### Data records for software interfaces

----------------------------------------

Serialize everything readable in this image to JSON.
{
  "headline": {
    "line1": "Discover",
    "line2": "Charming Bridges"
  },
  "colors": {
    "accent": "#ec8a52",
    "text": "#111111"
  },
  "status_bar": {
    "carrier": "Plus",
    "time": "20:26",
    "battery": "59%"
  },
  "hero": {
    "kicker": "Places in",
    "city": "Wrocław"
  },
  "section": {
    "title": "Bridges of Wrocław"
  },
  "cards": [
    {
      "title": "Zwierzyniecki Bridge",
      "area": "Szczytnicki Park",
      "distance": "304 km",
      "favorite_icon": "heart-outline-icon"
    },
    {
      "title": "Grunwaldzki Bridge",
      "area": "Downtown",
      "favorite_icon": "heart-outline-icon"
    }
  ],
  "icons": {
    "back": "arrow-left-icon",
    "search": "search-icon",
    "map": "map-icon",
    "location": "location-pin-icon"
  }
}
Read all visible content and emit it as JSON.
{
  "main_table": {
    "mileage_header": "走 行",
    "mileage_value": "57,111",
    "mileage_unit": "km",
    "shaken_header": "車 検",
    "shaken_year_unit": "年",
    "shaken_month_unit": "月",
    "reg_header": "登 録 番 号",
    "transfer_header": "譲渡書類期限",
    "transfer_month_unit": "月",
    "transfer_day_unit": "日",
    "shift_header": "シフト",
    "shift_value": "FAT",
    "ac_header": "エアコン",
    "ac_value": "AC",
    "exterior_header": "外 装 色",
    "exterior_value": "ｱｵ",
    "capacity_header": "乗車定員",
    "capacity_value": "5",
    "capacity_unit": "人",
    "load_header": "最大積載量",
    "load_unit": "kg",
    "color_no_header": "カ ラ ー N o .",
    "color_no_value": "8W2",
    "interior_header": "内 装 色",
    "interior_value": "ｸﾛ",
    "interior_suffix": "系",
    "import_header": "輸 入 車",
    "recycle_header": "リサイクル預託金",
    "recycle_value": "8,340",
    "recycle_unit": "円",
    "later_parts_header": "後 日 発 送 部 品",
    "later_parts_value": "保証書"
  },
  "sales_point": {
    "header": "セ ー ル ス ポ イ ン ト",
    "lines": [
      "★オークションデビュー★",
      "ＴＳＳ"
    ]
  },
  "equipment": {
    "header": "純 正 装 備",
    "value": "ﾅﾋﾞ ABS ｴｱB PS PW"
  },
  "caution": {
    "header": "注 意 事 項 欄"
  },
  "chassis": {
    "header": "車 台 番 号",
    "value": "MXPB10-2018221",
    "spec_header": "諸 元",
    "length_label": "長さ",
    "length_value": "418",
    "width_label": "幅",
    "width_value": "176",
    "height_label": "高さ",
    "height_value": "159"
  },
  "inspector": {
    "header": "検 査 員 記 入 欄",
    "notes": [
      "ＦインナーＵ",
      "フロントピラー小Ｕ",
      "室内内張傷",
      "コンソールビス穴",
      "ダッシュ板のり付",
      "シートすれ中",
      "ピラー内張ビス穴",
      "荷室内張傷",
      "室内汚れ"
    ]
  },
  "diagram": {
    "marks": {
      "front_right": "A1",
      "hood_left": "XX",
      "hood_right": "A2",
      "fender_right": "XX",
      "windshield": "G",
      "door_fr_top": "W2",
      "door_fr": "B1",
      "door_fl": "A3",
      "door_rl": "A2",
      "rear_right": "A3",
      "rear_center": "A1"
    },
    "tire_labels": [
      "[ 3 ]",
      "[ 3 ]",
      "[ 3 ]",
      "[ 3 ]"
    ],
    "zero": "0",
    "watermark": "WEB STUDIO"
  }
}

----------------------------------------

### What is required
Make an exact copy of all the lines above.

### Written solution
Serialize everything readable in this image to JSON.
{
  "headline": {
    "line1": "Discover",
    "line2": "Charming Bridges"
  },
  "colors": {
    "accent": "#ec8a52",
    "text": "#111111"
  },
  "status_bar": {
    "carrier": "Plus",
    "time": "20:26",
    "battery": "59%"
  },
  "hero": {
    "kicker": "Places in",
    "city": "Wrocław"
  },
  "section": {
    "title": "Bridges of Wrocław"
  },
  "cards": [
    {
      "title": "Zwierzyniecki Bridge",
      "area": "Szczytnicki Park",
      "distance": "304 km",
      "favorite_icon": "heart-outline-icon"
    },
    {
      "title": "Grunwaldzki Bridge",
      "area": "Downtown",
      "favorite_icon": "heart-outline-icon"
    }
  ],
  "icons": {
    "back": "arrow-left-icon",
    "search": "search-icon",
    "map": "map-icon",
    "location": "location-pin-icon"
  }
}
Read all visible content and emit it as JSON.
{
  "main_table": {
    "mileage_header": "走 行",
    "mileage_value": "57,111",
    "mileage_unit": "km",
    "shaken_header": "車 検",
    "shaken_year_unit": "年",
    "shaken_month_unit": "月",
    "reg_header": "登 録 番 号",
    "transfer_header": "譲渡書類期限",
    "transfer_month_unit": "月",
    "transfer_day_unit": "日",
    "shift_header": "シフト",
    "shift_value": "FAT",
    "ac_header": "エアコン",
    "ac_value": "AC",
    "exterior_header": "外 装 色",
    "exterior_value": "ｱｵ",
    "capacity_header": "乗車定員",
    "capacity_value": "5",
    "capacity_unit": "人",
    "load_header": "最大積載量",
    "load_unit": "kg",
    "color_no_header": "カ ラ ー N o .",
    "color_no_value": "8W2",
    "interior_header": "内 装 色",
    "interior_value": "ｸﾛ",
    "interior_suffix": "系",
    "import_header": "輸 入 車",
    "recycle_header": "リサイクル預託金",
    "recycle_value": "8,340",
    "recycle_unit": "円",
    "later_parts_header": "後 日 発 送 部 品",
    "later_parts_value": "保証書"
  },
  "sales_point": {
    "header": "セ ー ル ス ポ イ ン ト",
    "lines": [
      "★オークションデビュー★",
      "ＴＳＳ"
    ]
  },
  "equipment": {
    "header": "純 正 装 備",
    "value": "ﾅﾋﾞ ABS ｴｱB PS PW"
  },
  "caution": {
    "header": "注 意 事 項 欄"
  },
  "chassis": {
    "header": "車 台 番 号",
    "value": "MXPB10-2018221",
    "spec_header": "諸 元",
    "length_label": "長さ",
    "length_value": "418",
    "width_label": "幅",
    "width_value": "176",
    "height_label": "高さ",
    "height_value": "159"
  },
  "inspector": {
    "header": "検 査 員 記 入 欄",
    "notes": [
      "ＦインナーＵ",
      "フロントピラー小Ｕ",
      "室内内張傷",
      "コンソールビス穴",
      "ダッシュ板のり付",
      "シートすれ中",
      "ピラー内張ビス穴",
      "荷室内張傷",
      "室内汚れ"
    ]
  },
  "diagram": {
    "marks": {
      "front_right": "A1",
      "hood_left": "XX",
      "hood_right": "A2",
      "fender_right": "XX",
      "windshield": "G",
      "door_fr_top": "W2",
      "door_fr": "B1",
      "door_fl": "A3",
      "door_rl": "A2",
      "rear_right": "A3",
      "rear_center": "A1"
    },
    "tire_labels": [
      "[ 3 ]",
      "[ 3 ]",
      "[ 3 ]",
      "[ 3 ]"
    ],
    "zero": "0",
    "watermark": "WEB STUDIO"
  }
}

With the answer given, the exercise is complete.